  • Hoarding

Signs of Self Neglect include: 

  • Poor self-care leading to a decline in personal hygiene
  • Poor nutrition
  • Poor healing/sores
  • Poorly maintained clothing
  • Long toenails
  • Isolation
  • Failure to take medication
  • Hoarding large numbers of pets

For more information about Hoarding click here

Is self-neglect a safeguarding issue?

"Cases of self-neglect are complex and pose ethical dilemmas between promoting individual autonomy and fulfilling a duty of care……..” The University of Sussex, 2014

Self-neglect can be a difficult issue for friends, family, professionals and volunteers to address.  There is a need to find the right balance between respecting a person’s autonomy, their rights and choices with a duty to protect health and wellbeing. 

In some circumstances, where there is a serious risk to the health and wellbeing of an individual, it may be appropriate to raise self-neglect as a safeguarding concern.

It is important to determine whether the person has capacity to make decisions about their own wellbeing, and whether or not they are able or willing to care for themselves.

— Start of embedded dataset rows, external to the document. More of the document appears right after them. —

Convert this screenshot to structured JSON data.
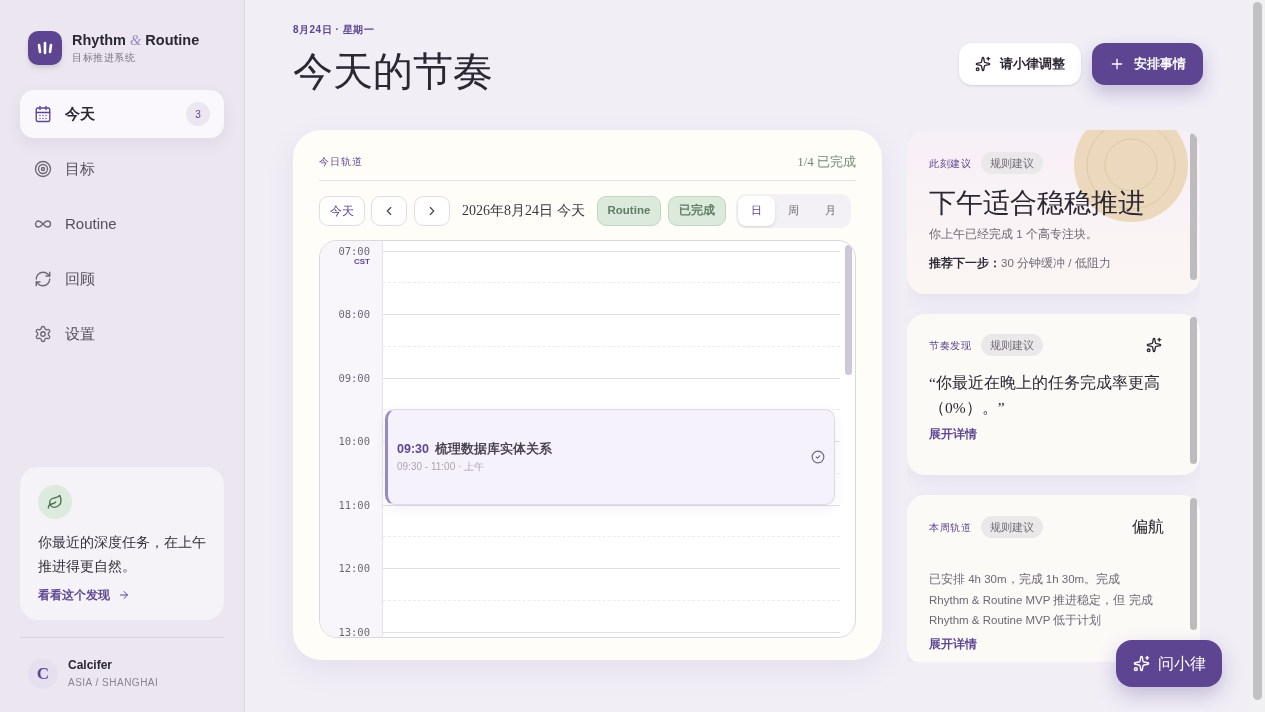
{
  "sidebar": {
    "brand": {
      "name_start": "Rhythm",
      "ampersand": "&",
      "name_end": "Routine",
      "subtitle": "目标推进系统"
    },
    "nav": [
      {
        "label": "今天",
        "badge": "3",
        "selected": true
      },
      {
        "label": "目标",
        "selected": false
      },
      {
        "label": "Routine",
        "selected": false
      },
      {
        "label": "回顾",
        "selected": false
      },
      {
        "label": "设置",
        "selected": false
      }
    ],
    "insight": {
      "text": "你最近的深度任务，在上午推进得更自然。",
      "link": "看看这个发现"
    },
    "user": {
      "initial": "C",
      "name": "Calcifer",
      "timezone": "ASIA / SHANGHAI"
    }
  },
  "header": {
    "date_line": "8月24日 · 星期一",
    "title": "今天的节奏",
    "buttons": [
      {
        "kind": "secondary",
        "label": "请小律调整"
      },
      {
        "kind": "primary",
        "label": "安排事情"
      }
    ]
  },
  "calendar": {
    "section_title": "今日轨道",
    "progress": "1/4 已完成",
    "today_button": "今天",
    "date": "2026年8月24日 今天",
    "filters": [
      "Routine",
      "已完成"
    ],
    "views": [
      {
        "label": "日",
        "selected": true
      },
      {
        "label": "周",
        "selected": false
      },
      {
        "label": "月",
        "selected": false
      }
    ],
    "timezone": "CST",
    "hours": [
      "07:00",
      "08:00",
      "09:00",
      "10:00",
      "11:00",
      "12:00",
      "13:00"
    ],
    "events": [
      {
        "time": "09:30",
        "title": "梳理数据库实体关系",
        "detail": "09:30 - 11:00 · 上午"
      }
    ]
  },
  "cards": [
    {
      "kind": "suggestion",
      "label": "此刻建议",
      "tag": "规则建议",
      "headline": "下午适合稳稳推进",
      "body": "你上午已经完成 1 个高专注块。",
      "next_label": "推荐下一步：",
      "next_text": "30 分钟缓冲 / 低阻力"
    },
    {
      "kind": "finding",
      "label": "节奏发现",
      "tag": "规则建议",
      "quote": "“你最近在晚上的任务完成率更高（0%）。”",
      "link": "展开详情"
    },
    {
      "kind": "week",
      "label": "本周轨道",
      "tag": "规则建议",
      "status": "偏航",
      "body": "已安排 4h 30m，完成 1h 30m。完成 Rhythm & Routine MVP 推进稳定，但 完成 Rhythm & Routine MVP 低于计划",
      "link": "展开详情"
    }
  ],
  "ask_button": "问小律"
}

An adult who is able to make choices may make decisions that others think of as self-neglect.

If the person does not want any safeguarding action to be taken, it may be reasonable not to intervene further, as long as: 

  • no-one else is at risk
  • their ‘vital interests’ are not compromised – that is, there is no immediate risk of death or major harm
  • all decisions are fully explained and recorded
  • other agencies have been informed and involved as necessary. 

Everyone should know what to do and where to go for help and advice when abuse or neglect is suspected. In order to manage risks effectively, respect people’s dignity and achieve satisfactory safeguarding outcomes in terms of empowering and protecting adults at risk in our community, everyone should:

  • Know about the different types of abuse and their signs
  • Support adults at risk to keep safe
  • Know who to tell about suspected abuse or neglect.
  • Support adults at risk to exercise informed choice and receive the support they need to achieve Improved wellbeing

To report an adult at risk click here